Now that the glow of our smartphone screens are the illuminating force in our lives, and Tinder reigns supreme, the rules have changed. Entire etiquettes have reared up ruling how long to take to text, when exactly a conversation graduates from a dating app to your messaging medium of choice, and how early is too early to move a budding romance offline. We conduct entire relationships between our devices before we’ve even met, weaving in-jokes that would make the most integrated married couple cringe. When my partnered-up friends act confused about by my complaints over a lukewarm first date I struggle to explain that it’s not the date itself that’s a disappointment — it’s the loss of the elaborate fantasy we’ve constructed beforehand, the intimacy and hope that flourishes on our phones and then is dissipated over a tedious drink where that elusive spark fails to ignite.
The complex rules that govern the messaging side of dating can also be particularly troublesome for the anxious amongst us. From the agonies of who should text first to the dreaded double text and the terror of a blue tick marking that your witty repartee has gone read but not replied — for any of us who have screenshotted a string of messages to send to the group chat for in depth analysis there’s no doubt that technology can be triggering. Worrying about what exactly is the appropriate amount of time to text back takes away from one of the most fun and exciting times of a new relationship. I’ve decided that I want to enjoy that stage a little bit more, to bask in the gloss of meeting someone new, and to look forward to seeing them without the tedious and unnecessary complexities of wondering what exactly they meant by their last message.
A healthy dose of nostalgia aside, technology is almost undeniably a positive force for dating. The profound effects of online dating are in their infancy, but already increased racial and social diversity in relationships directly correlating with the ascent of the app has emerged, and early predictions suggest that marriages made in a digital dating world will be stronger and longer lasting. As much as I may long for the monotonic bleep of a flip-phone those are difficult points to ignore.
Rather than revolutionizing the way we date it seems that our technology could well be putting a dampener on actually getting down and dirty
Still, the amount of face-to-face communication people are engaging with is waning in the wake of technology paradoxically designed to make getting together easier. Dating apps, social media, and the group chat seem to be replacing rather than encouraging interaction, with young people now spending over a third of their leisure time online. Unsurprisingly a lack of contact is leading millennials to have less sex than previous generations, with many experts citing our digital obsession as the main mood-killer. Rather than revolutionizing the way we date it seems that our technology could well be putting a dampener on actually getting down and dirty.

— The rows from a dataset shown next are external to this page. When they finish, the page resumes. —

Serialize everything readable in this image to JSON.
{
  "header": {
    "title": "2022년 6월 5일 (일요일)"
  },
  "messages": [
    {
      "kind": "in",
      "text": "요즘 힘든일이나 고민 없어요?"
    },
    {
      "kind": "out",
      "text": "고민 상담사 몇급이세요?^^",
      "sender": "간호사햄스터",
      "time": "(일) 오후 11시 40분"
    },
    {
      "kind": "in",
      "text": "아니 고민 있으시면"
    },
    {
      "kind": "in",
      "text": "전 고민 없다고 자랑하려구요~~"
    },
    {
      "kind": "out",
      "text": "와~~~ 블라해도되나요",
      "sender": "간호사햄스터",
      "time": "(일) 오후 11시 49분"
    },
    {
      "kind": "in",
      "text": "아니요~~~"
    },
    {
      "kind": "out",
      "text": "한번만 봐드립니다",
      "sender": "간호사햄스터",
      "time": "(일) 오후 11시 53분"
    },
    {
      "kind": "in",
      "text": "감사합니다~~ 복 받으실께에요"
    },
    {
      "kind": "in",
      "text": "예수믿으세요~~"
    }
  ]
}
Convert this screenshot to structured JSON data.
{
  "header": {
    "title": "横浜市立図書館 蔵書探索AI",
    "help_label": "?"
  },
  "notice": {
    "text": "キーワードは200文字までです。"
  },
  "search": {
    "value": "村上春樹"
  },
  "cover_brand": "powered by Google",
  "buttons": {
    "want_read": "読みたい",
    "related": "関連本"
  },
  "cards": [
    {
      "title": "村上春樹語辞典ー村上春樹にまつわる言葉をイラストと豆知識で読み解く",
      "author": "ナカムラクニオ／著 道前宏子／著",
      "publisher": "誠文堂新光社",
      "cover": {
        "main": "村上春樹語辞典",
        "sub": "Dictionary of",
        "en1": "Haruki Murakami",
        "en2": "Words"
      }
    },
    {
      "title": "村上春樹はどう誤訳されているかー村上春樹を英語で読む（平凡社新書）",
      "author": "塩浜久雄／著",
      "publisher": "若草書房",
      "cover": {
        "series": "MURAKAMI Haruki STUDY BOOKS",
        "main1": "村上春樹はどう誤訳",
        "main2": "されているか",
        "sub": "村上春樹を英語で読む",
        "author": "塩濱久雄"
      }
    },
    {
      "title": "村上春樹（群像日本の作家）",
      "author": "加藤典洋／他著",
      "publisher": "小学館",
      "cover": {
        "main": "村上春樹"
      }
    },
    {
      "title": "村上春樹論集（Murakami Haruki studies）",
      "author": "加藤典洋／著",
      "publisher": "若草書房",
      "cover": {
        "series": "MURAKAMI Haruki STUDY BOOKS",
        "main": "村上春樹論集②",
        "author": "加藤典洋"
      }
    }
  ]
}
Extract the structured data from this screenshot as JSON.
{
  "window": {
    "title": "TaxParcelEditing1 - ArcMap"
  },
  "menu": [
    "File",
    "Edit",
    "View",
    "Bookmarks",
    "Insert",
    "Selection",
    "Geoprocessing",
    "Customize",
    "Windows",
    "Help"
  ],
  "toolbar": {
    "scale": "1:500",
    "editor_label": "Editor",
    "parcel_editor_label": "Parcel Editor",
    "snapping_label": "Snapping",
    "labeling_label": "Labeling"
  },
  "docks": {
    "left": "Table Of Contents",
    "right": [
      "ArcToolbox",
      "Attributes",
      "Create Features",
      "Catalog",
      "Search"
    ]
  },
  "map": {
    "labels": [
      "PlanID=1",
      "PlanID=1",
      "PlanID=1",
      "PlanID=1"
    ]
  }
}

So could turning off texting really improve how we date? With research suggesting consumers are becoming increasingly turned off by technology perhaps it’s time to use our dating apps as the virtual introduction agencies they were designed to be and then take our love lives offline. If we all stop it with the strings of messages that never materialize into a meeting then we’d have aeons of free evenings to plug into actually getting to know one another. Put down your device and find out about a potential partner in real life — their mannerisms, their quirks, their sense of humour — the parts of people that rarely emerge from behind a phone screen. And if you need me? Try me on my Nokia.